This is my review from today’s Nottingham Post. ‘Somebody said to me this week, “Dan, you’ve broke the internet.” I said, “I wish somebody fucking would.’ There have been better weeks to be Danny Baker. On Wednesday night, he tweeted a photo that, however intended, came over as a vile racist gag. He deleted the tweet as soon as he realised what he’d so casually done, later describing it as a ‘crass and regrettable blunder’. The worst day of his life followed. No apology could save his BBC job. Tonight, at his first show since being sacked, the question is whether he can save his reputation. He’s had a few nights to think about it. Will he address the elephant in the room right off…

Young Laureate: an essay on Simon Armitage

With this weekend’s announcement of Simon Armitage’s appointment as poet laureate, many of us have been reminiscing about when we first came across him in the late 80’s. My partner, Sue Dymoke, did her first public reading with him in 1987 and our friend John Harvey published him early on in the fine Nottingham-based poetry magazine Slow Dancer (celebrating its fortieth anniversary this year – Sue was the UK poetry editor for many years). 29 years ago, enthused by Simon’s early work, I wrote an essay about him for Slow Dancer. I wanted to give him a boost, but his career was moving so quickly, he’d already taken flight. Over on Facebook, Andrew Moorhouse asked me to dig out this first ever essay on Armitage and copy…

Marc Almond, Nottingham Royal Centre, 6.5.19

My review from today’s Nottingham Post. Photo below by their Kevin Cooper. At 61, Marc Almond is entitled to take it easy. He has no album to promote, he tells a packed house, but wants to keep tonight ‘populist’, singing lots of favourite songs, most of them by old stars: ‘who tend to be dead stars, so they’re never going to let you down.’ He kicks off with Charles Aznavour’s I Have Lived, then it’s straight into a Scott Walker tribute, with The Big Hurt and, later, a fine Big Louise. There’s Billy Fury’s I’m Lost Without You and T.Rex’s Cosmic Dancer, which leads into a Bowie section featuring Starman, John, I’m Only Dancing and Brel’s Amsterdam. Four numbers are done nearly acapella, with his…

Nish Kumar at Nottingham Playhouse 16.3.19

Live comedy’s all about timing. With ‘The Mash Report’, the 33-year-old Kumar has positioned himself as our prime political comedian, the only satirist doing what US audiences take for granted in ‘The Daily Show’. After a somewhat shaky start, it’s established itself as the only UK topical news comedy worth watching, although, at six episodes per season, can’t compare to its US equivalent. How to deal with an ever-changing political situation? A show written some months back might not cut it, and Kumar has a rep to maintain. The last week has been so tumultuous that I was curious about how Kumar would incorporate these farcical events into his set. I needn’t have been. He doesn’t. After a well-received warm-up set by Rosie Jones, weaponising…

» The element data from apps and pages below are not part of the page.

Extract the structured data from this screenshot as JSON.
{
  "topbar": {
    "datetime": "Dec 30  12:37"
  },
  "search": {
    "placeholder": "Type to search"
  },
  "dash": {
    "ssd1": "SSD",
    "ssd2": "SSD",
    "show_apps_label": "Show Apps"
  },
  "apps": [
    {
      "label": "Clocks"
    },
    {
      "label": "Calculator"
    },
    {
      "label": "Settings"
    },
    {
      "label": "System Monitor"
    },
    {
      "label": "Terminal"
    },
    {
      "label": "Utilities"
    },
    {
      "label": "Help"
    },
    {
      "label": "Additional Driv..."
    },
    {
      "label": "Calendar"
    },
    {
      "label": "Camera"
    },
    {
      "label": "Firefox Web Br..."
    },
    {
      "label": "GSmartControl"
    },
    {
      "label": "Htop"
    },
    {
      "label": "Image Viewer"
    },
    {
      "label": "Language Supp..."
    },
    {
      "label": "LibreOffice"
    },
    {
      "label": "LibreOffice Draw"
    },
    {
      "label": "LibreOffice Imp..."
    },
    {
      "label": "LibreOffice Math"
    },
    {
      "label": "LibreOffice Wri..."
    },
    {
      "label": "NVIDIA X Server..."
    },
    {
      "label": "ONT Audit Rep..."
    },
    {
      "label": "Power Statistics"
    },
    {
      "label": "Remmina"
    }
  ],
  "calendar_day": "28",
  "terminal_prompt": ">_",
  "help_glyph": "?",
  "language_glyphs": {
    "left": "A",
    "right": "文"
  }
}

Two Grey Rooms

My favourite Joni Mitchell song (though, thankfully, no-one’s forcing me to choose) is from the 80s. ‘Two Grey Rooms’ is about a narrator who rents a flat so that they can watch somebody walking to work, someone who used to be their lover, though he or she looks to be too young. You look so youthful/time has been untruthful/heaven knows, I loved you thirty years ago. Joni once told the LA Times the song was inspired by a story from the youth of the German film director Rainer Werner Fassbinder. It’s a story of obsession… about this German aristocrat who had a lover in his youth that he never got over. He later finds this man working on a dock and notices the path that…